Ontario has recently started to offer video game companies the same kinds of incentives found in British Columbia — the province last year gave France's Ubisoft $263-million in tax cuts and subsidies to open a studio in Toronto, which the company says will create 800 jobs over the next 10 years.

Many in Ontario's industry expect the province will finally see the same sort of growth that British Columbia did.

"We're going to see some positive things happen in Ontario now," says Dyack. "It's only a matter of time."

A matter of culture

Subsidies were the name of the game in Quebec, which is now challenging B.C. as the nation's largest video game employer. The provincial government kick-started the industry in 1997 by luring Ubisoft to Montreal with hundreds of millions of dollars in incentives. Ubisoft now employs more than 2,000 people in the province.

As in Vancouver, the studio's presence helped create an ecosystem of support companies and design courses at local schools. That also attracted other big studios, with multinationals EA and Eidos following over the past few years, as well as Warner Bros. and THQ setting up shop this year.

Quebec as a whole now accounts for about 5,200 video game employees, or 37 per cent of the country's total.

Many observers say that unlike the largely organic growth that happened in British Columbia, the Quebec story never would have happened without the massive subsidies.

Nathalie Verge, senior adviser for corporate affairs at Ubisoft Montreal, says this is not necessarily the case. Montreal has long been a hotbed of culture and technology, so it's somewhat natural that the city found itself predisposed to video game design.

"To attract new technology companies, you try to find something that mixes well with your culture. That was the first spark," she says. "It grew not just because of incentives, but also because of talent and training and all the peripherals that surround our business."

It's an attitude that is shared by virtually everyone in the industry — that government assistance aside, there's something about Canadians that just makes them naturally adept at creating video games.

Ray Muzyka, who in 1995 founded BioWare in Edmonton with his friends Greg Zeschuk and Augustine Yip, said Canada benefits from many great universities and affordable access to education. Canada's multicultural nature also means Canadians are influenced not just by the United States, but Europe and Asia as well.

"We absorb those influences from all three directions while still being open," he says. "That affords an opportunity to make products that have worldwide appeal."

Bolton says it's Canada's richness of culture and fundamental freedoms that make the difference. He relates a story of how he was contacted a few years ago by a pair of teenagers in Iraq who had an idea for a video game.

Of course, they didn't have the means to produce it in their home country, so they ended up moving to Canada, where they now work for one of the big companies.
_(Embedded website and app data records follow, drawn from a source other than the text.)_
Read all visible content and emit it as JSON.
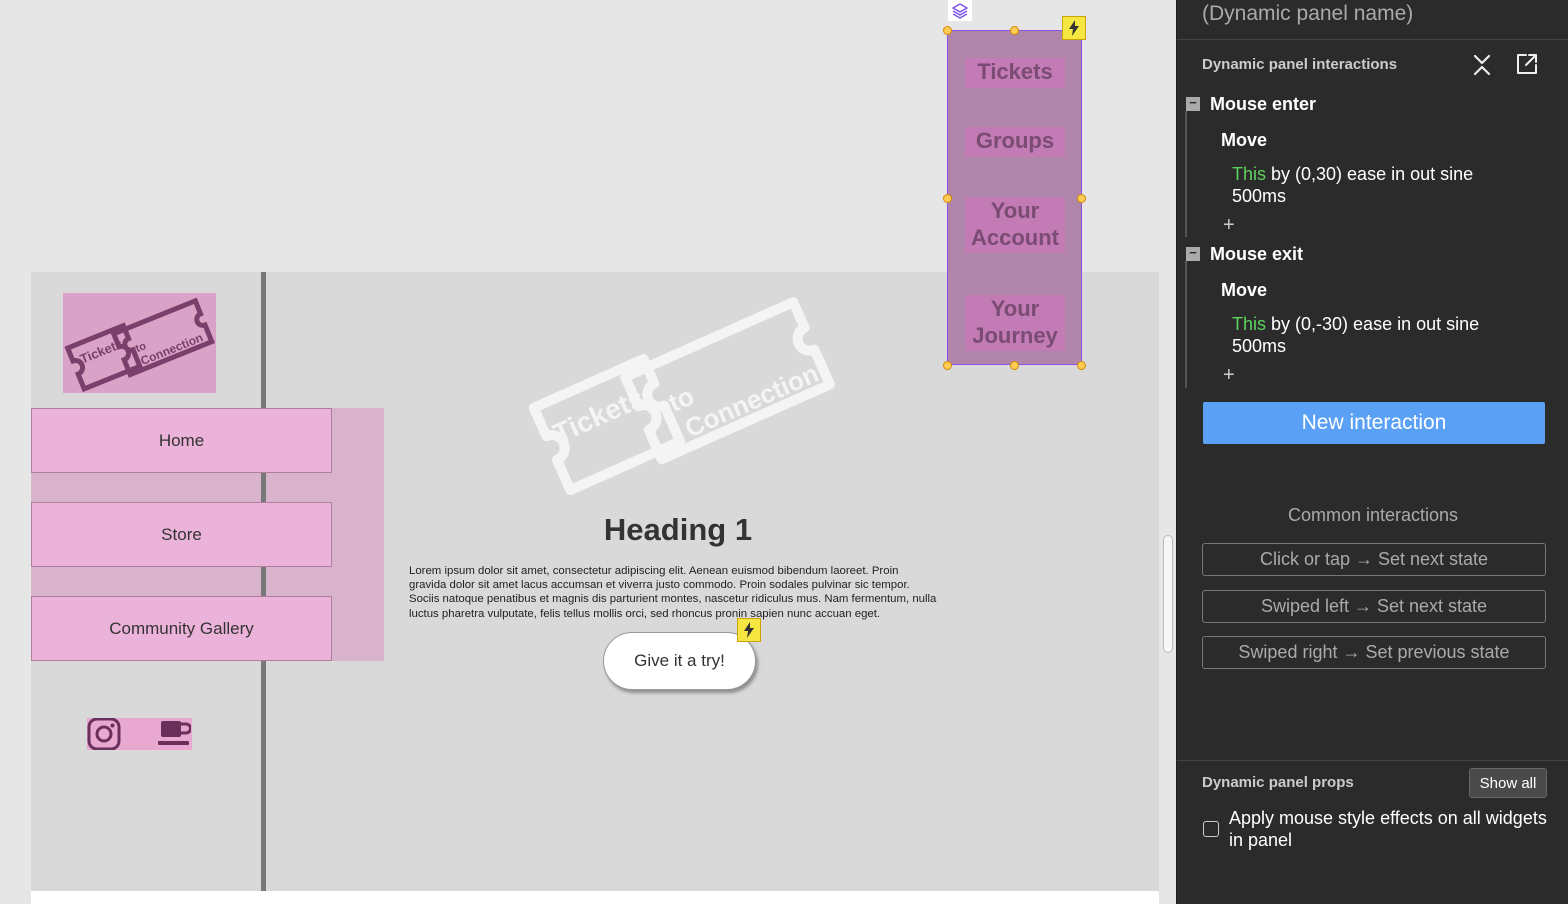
{
  "canvas": {
    "nav": {
      "home": "Home",
      "store": "Store",
      "gallery": "Community Gallery"
    },
    "logo_text": {
      "line1": "Tickets",
      "line2": "to",
      "line3": "Connection"
    },
    "heading": "Heading 1",
    "lorem": "Lorem ipsum dolor sit amet, consectetur adipiscing elit. Aenean euismod bibendum laoreet. Proin gravida dolor sit amet lacus accumsan et viverra justo commodo. Proin sodales pulvinar sic tempor. Sociis natoque penatibus et magnis dis parturient montes, nascetur ridiculus mus. Nam fermentum, nulla luctus pharetra vulputate, felis tellus mollis orci, sed rhoncus pronin sapien nunc accuan eget.",
    "try_button": "Give it a try!",
    "dynamic_panel": {
      "items": [
        "Tickets",
        "Groups",
        "Your Account",
        "Your Journey"
      ]
    },
    "icons": [
      "layers-icon",
      "lightning-bolt-icon",
      "instagram-icon",
      "coffee-cup-icon"
    ]
  },
  "panel": {
    "name_placeholder": "(Dynamic panel name)",
    "interactions_title": "Dynamic panel interactions",
    "events": [
      {
        "title": "Mouse enter",
        "action": "Move",
        "target": "This",
        "desc": " by (0,30) ease in out sine 500ms"
      },
      {
        "title": "Mouse exit",
        "action": "Move",
        "target": "This",
        "desc": " by (0,-30) ease in out sine 500ms"
      }
    ],
    "add_symbol": "+",
    "collapse_symbol": "−",
    "new_interaction": "New interaction",
    "common_title": "Common interactions",
    "common": [
      "Click or tap → Set next state",
      "Swiped left → Set next state",
      "Swiped right → Set previous state"
    ],
    "props_title": "Dynamic panel props",
    "show_all": "Show all",
    "checkbox_label": "Apply mouse style effects on all widgets in panel"
  },
  "colors": {
    "accent": "#5aa0f5",
    "target_green": "#5ed35e",
    "selection": "#8a52e0",
    "panel_bg": "#2b2b2b",
    "nav_pink": "#ecb3da"
  }
}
"As a general rule, Canadians are some of the most creative people in the world," Bolton says. "Look at Hollywood or the music industry — it kind of makes sense that we're going to produce some rock stars of the video game world, as it were."